70 Years ago today: On 17 May 1953 a Delta Air Lines Douglas DC-3 crashed near Marshall, TX in a thunderstorm, killing 19 out of 20 occupants.

Date:Sunday 17 May 1953
Type:Silhouette image of generic DC3 model; specific model in this crash may look slightly different
Douglas DST-318 (DC-3)
Operator:Delta Air Lines
First flight:1940
Total airframe hrs:39000
Crew:Fatalities: 3 / Occupants: 3
Passengers:Fatalities: 16 / Occupants: 17
Total:Fatalities: 19 / Occupants: 20
Aircraft damage:Damaged beyond repair
Location:21 km (13.1 mls) E of Marshall, TX (   United States of America)
Phase:En route (ENR)
Nature:Domestic Scheduled Passenger
Departure airport:Dallas-Love Field, TX (DAL/KDAL), United States of America
Destination airport:Shreveport-Greater Shreveport Municipal Airport, LA (SHV/KSHV), United States of America

Flight 318 departed Dallas on a VFR Flight Plan at 13:10 for Atlanta, with a scheduled stop at Shreveport. En route to Shreveport the crew were warned about thunderstorms in the area of Longview. At about 14:12 Flight 318 called the Shreveport Control Tower, which cleared it to make a right-hard turn for landing approach to runway 13. Flight 318 acknowledged this message and requested the Shreveport weather which was transmitted as dark scattered clouds at 1,000 feet, ceiling estimated 4,000 feet, overcast at 20,000 feet, visibility 10 miles, thunderstorm, light rain shower. The tower also advised of a thunderstorm approximately 15 miles west of Shreveport. This transmission also was acknowledged by the flight. The thunderstorm was entered at an altitude of 2500 feet, and with no apparent attempt to change course. The very intense localized thunderstorm was accompanied by frequent cloud-to-ground lightning, hail, heavy rain, turbulence, and high winds. The flight was forced to the ground. It struck the trees while in a shallow angle of descent. It continued ahead, cutting a swath through trees for a distance of approximately 500 feet, struck the ground, skidded, and came to rest in a mess of wreckage 870 feet from the point of initial contact with the trees. The aircraft partially burned following impact.
Probable Cause:

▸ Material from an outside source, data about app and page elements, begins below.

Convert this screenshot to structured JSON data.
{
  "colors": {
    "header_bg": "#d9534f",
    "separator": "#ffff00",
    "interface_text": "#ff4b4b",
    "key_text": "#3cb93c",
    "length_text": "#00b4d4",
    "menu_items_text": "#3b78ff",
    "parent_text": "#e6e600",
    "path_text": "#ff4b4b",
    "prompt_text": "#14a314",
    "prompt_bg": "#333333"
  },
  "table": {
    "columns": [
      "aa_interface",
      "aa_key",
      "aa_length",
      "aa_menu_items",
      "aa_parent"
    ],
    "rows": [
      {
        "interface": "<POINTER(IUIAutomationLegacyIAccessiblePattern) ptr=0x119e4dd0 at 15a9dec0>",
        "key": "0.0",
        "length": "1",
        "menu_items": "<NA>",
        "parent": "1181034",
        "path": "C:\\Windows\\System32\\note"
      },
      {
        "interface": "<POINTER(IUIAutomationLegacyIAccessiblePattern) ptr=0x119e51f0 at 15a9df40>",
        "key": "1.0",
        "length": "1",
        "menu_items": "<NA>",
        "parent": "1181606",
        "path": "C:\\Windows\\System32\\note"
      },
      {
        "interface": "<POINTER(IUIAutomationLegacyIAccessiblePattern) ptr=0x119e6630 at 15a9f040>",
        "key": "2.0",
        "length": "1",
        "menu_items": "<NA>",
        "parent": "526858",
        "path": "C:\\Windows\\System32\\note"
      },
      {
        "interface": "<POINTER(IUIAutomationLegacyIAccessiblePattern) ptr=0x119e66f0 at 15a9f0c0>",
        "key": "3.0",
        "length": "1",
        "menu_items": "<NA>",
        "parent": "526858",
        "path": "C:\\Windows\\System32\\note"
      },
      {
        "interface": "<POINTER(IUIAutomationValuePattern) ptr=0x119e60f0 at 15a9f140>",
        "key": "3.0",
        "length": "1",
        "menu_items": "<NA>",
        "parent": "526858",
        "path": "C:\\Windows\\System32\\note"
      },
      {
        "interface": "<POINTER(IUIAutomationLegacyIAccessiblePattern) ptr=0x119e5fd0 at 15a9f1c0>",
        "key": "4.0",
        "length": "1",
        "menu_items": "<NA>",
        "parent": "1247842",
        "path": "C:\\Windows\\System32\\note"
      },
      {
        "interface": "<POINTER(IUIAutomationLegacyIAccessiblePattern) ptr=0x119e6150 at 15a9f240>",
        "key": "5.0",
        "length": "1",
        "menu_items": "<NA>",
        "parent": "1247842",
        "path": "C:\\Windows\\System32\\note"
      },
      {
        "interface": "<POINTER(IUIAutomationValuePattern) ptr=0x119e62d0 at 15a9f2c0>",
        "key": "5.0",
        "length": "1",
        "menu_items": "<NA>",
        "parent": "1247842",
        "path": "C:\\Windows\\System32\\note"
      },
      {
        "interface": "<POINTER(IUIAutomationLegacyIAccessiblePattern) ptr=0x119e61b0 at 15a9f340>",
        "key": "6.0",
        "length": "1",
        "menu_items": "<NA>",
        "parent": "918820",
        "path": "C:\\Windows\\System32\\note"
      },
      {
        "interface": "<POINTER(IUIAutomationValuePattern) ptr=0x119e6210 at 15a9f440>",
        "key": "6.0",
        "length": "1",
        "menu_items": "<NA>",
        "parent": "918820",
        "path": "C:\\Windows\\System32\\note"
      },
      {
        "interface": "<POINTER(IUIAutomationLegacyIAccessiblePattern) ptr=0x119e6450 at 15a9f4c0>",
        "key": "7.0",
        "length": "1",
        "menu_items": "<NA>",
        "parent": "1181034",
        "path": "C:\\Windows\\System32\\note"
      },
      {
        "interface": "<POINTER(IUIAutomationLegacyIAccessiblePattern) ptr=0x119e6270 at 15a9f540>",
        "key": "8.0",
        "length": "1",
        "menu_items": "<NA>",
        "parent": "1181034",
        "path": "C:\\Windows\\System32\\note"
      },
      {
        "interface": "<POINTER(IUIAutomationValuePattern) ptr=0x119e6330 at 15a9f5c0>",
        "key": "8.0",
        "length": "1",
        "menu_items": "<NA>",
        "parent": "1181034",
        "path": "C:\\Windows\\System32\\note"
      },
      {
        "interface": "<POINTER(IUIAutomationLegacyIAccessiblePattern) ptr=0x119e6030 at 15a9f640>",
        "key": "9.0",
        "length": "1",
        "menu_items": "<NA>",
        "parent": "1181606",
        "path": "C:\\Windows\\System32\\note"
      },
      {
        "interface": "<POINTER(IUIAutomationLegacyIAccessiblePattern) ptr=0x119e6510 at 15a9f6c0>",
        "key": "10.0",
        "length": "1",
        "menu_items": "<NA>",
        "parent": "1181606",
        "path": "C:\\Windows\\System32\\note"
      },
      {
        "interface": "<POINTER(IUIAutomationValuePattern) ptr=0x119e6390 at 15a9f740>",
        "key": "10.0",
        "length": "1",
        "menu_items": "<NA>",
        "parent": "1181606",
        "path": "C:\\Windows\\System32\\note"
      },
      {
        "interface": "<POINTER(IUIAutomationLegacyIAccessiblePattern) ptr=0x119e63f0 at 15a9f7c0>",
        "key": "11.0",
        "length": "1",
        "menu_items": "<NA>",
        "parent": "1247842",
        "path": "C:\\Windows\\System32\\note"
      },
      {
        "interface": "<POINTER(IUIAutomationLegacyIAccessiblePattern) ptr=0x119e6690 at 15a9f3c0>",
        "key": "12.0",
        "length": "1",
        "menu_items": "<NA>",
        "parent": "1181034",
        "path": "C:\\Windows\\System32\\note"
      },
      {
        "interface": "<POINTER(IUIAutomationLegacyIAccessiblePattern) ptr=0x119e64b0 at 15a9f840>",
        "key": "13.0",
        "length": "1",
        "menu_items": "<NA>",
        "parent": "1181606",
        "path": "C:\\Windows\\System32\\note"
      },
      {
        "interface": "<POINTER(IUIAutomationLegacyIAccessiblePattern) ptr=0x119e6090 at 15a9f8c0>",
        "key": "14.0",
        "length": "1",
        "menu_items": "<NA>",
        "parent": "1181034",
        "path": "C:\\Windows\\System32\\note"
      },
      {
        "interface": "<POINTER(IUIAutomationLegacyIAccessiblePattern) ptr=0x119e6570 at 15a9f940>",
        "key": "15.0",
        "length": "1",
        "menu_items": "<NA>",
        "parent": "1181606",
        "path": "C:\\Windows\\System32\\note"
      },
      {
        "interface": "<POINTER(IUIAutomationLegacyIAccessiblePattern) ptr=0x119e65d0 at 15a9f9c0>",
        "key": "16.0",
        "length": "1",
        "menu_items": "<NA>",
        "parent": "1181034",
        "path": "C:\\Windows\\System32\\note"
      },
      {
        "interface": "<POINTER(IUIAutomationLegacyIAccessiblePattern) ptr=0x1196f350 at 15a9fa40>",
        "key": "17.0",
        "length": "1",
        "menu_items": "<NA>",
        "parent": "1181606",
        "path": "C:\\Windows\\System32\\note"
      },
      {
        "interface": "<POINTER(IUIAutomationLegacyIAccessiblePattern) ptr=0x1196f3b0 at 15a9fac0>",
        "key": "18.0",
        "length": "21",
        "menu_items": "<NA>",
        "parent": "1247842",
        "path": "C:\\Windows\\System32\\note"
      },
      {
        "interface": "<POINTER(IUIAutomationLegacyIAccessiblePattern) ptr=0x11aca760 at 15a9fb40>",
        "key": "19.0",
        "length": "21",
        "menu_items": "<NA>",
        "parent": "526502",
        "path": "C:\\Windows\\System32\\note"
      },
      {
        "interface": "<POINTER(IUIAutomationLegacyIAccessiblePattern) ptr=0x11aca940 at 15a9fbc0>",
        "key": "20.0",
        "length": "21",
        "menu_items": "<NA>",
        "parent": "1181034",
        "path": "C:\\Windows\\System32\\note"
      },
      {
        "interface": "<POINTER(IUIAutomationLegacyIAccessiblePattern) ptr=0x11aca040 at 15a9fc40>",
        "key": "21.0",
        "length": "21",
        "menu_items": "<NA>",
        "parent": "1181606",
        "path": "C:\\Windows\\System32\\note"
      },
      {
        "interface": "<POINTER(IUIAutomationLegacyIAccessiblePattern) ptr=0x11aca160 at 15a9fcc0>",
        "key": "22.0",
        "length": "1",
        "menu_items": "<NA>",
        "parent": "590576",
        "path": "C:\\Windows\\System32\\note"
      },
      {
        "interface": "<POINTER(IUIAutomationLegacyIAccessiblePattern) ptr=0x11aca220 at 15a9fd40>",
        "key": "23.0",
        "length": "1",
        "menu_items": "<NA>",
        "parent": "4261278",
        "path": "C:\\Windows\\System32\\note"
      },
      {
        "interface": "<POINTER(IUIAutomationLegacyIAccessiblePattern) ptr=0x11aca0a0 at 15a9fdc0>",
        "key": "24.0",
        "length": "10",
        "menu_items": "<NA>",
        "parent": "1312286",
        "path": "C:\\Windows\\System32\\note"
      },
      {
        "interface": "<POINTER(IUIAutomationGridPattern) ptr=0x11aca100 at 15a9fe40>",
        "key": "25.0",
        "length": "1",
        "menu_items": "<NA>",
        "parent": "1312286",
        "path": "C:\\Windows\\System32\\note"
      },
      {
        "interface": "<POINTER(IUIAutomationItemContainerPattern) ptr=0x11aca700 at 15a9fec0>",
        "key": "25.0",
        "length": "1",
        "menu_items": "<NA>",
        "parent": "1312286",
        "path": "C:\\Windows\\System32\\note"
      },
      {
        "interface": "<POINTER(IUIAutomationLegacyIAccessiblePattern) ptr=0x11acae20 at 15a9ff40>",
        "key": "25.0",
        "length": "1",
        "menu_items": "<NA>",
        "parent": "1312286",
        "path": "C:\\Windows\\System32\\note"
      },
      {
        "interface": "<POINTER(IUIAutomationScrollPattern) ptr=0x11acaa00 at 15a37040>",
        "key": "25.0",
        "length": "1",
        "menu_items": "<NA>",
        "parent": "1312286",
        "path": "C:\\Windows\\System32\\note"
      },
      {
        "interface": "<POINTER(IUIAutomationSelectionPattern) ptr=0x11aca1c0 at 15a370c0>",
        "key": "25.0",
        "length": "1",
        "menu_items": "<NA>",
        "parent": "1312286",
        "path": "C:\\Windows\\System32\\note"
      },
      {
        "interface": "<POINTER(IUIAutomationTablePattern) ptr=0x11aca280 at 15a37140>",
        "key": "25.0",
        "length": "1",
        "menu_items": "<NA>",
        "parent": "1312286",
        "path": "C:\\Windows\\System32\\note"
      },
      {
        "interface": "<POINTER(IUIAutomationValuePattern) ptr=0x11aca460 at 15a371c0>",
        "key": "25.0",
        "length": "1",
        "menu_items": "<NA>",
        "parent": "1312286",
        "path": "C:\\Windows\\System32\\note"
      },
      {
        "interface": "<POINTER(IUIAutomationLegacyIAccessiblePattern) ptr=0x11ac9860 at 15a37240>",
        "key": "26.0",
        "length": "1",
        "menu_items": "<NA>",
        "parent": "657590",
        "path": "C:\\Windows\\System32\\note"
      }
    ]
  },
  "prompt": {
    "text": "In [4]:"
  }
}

PROBABLE CAUSE: “1) The encountering of conditions in a severe thunderstorm that resulted in loss of effective control of the aircraft, and 2) The failure of the captain to adhere to company directives requiring the avoidance of thunderstorms when conditions would allow such action.”